The one page business plan refines the need for the product. For example, with Hire My Friend, the problem was how to use social networks and online connections in a job hunt without publicly stating ‘I hate my job. Who will hire me? Here’s my CV.’ That one page clarified the need: can anonymity and job search work? It turned out it could, so they set about building a site where jobseekers could create a profile that their friends could tweet on their behalf and then they unleashed it to see what would happen. Lewandowski says, “To build it was quicker than doing research on an industry we knew nothing about so that’s what we did, giving it the two weeks to see what sort of feedback we were getting.
The bigger question was ‘what could this do to the recruitment industry?’ Shake it up, it seems. Lewandowski and the team shared of a view of recruitment agencies, themselves having received inappropriate and uninvited job suggestions from recruiters via email or networking sites.
“I think the funniest thing was the reaction from the recruitment guys. We have been quite irreverent in our language and attitude towards how they work. We included a link that says ‘If you’re a recruitment agency, find out how you can work with us here’.
“We got a very negative reaction from recruiters. One pointed out the link was broken. That’s an interesting signal, that they don’t know how the internet works and yet they are attempting to use it to recruit people.”

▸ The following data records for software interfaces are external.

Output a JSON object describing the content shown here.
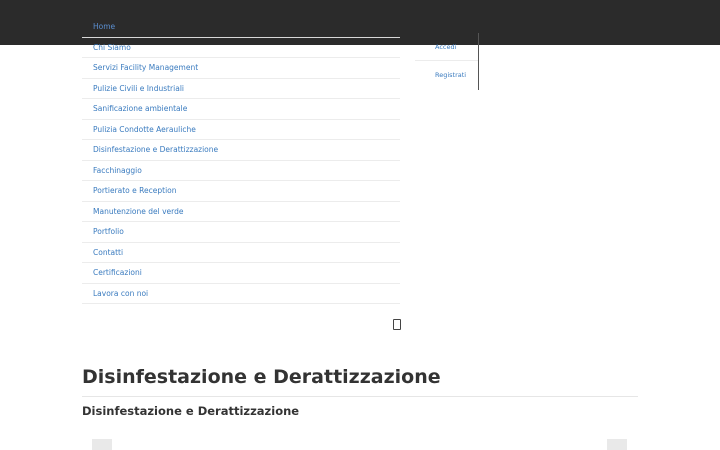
{
  "nav": {
    "items": [
      {
        "label": "Home",
        "icon": "square-glyph-icon"
      },
      {
        "label": "Chi Siamo",
        "icon": "square-glyph-icon"
      },
      {
        "label": "Servizi Facility Management",
        "icon": "square-glyph-icon"
      },
      {
        "label": "Pulizie Civili e Industriali",
        "icon": "square-glyph-icon"
      },
      {
        "label": "Sanificazione ambientale",
        "icon": "square-glyph-icon"
      },
      {
        "label": "Pulizia Condotte Aerauliche",
        "icon": "square-glyph-icon"
      },
      {
        "label": "Disinfestazione e Derattizzazione",
        "icon": "square-glyph-icon"
      },
      {
        "label": "Facchinaggio",
        "icon": "square-glyph-icon"
      },
      {
        "label": "Portierato e Reception",
        "icon": "square-glyph-icon"
      },
      {
        "label": "Manutenzione del verde",
        "icon": "square-glyph-icon"
      },
      {
        "label": "Portfolio",
        "icon": "square-glyph-icon"
      },
      {
        "label": "Contatti",
        "icon": "square-glyph-icon"
      },
      {
        "label": "Certificazioni",
        "icon": "square-glyph-icon"
      },
      {
        "label": "Lavora con noi",
        "icon": "square-glyph-icon"
      }
    ]
  },
  "user_menu": {
    "login_label": "Accedi",
    "register_label": "Registrati"
  },
  "icon_glyph": "",
  "page": {
    "title": "Disinfestazione e Derattizzazione",
    "subtitle": "Disinfestazione e Derattizzazione"
  },
  "colors": {
    "topbar": "#2b2b2b",
    "link": "#3a7bbf",
    "heading": "#333333"
  }
}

Makeshift is expanding to a staff of eleven, a team with a busy board of ‘In Progress’, ‘Launched’ and ‘Deadpooled’ ideas. How does the ratio look? “We are not failing enough at the moment. We do have one we failed very recently and the cost of that was £7.500. I’m OK with that, that’s the model. When it gets to £60,000 that’s painful. Everything we invest on the wrong product, it’s something we are not investing on the right product. The opportunity cost is multiplied.”

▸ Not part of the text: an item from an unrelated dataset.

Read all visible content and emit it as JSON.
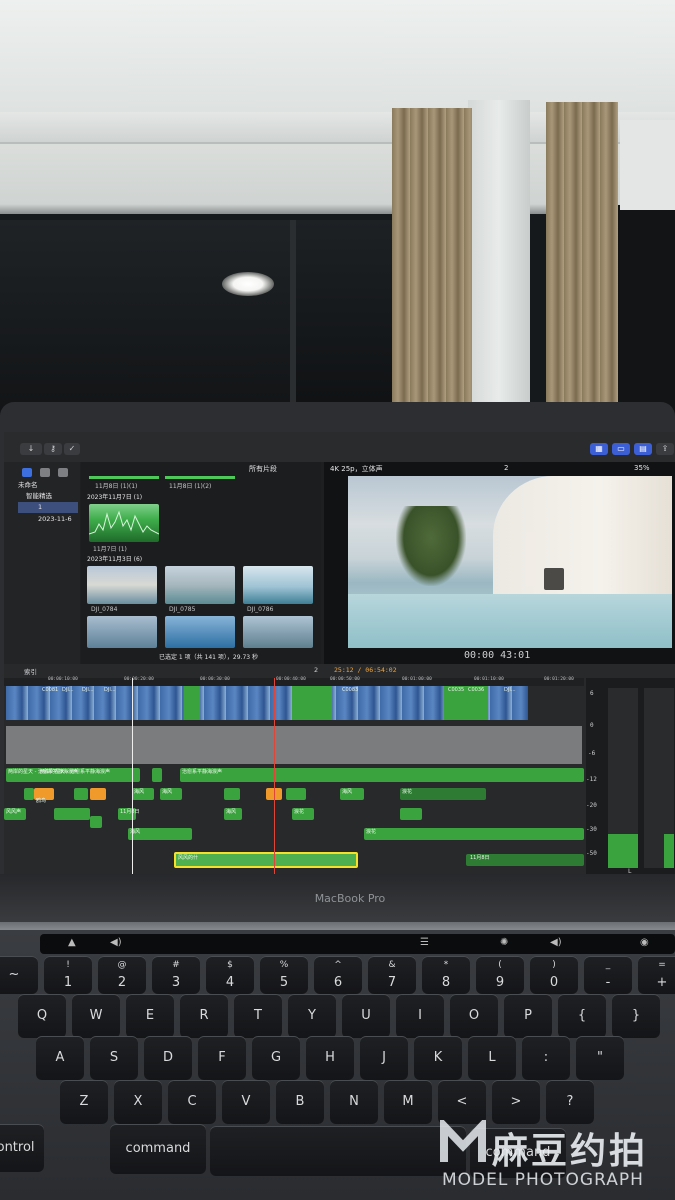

Collaboration has made Makeshift happen and it’s not about working with someone the same as you. Lewandowski likens the team to the model of T shaped management: reach far across the company and deep into your department.
“Each of us brings a different angle but it was the three of us coming together that made the company,” he says. “I could’ve done this myself but I wouldn’t have made it happen as well as we have. The initial conditions for us were interesting. We had a little bit of concern about it being three men – were we going to build a very male company? – and it being three internet people. But it’s looking at those concerns and being aware of them that matters. We’re all hacky, experimental, fast.”
That the winning combination behind Makeshift is so focused on helping real people is a bonus for the rest of us – individuals who could use their products to get ahead. See what the Makeshift team can do for you. If you want to tap your connections for jobs, anonymously, create a profile on Hire My Friend. Or if you want to know what content you should be creating, get inspiration and motivation from your audience by logging your ideas on Help Me Write. If you need to sell, the no-fee Bitsy is your virtual shop window.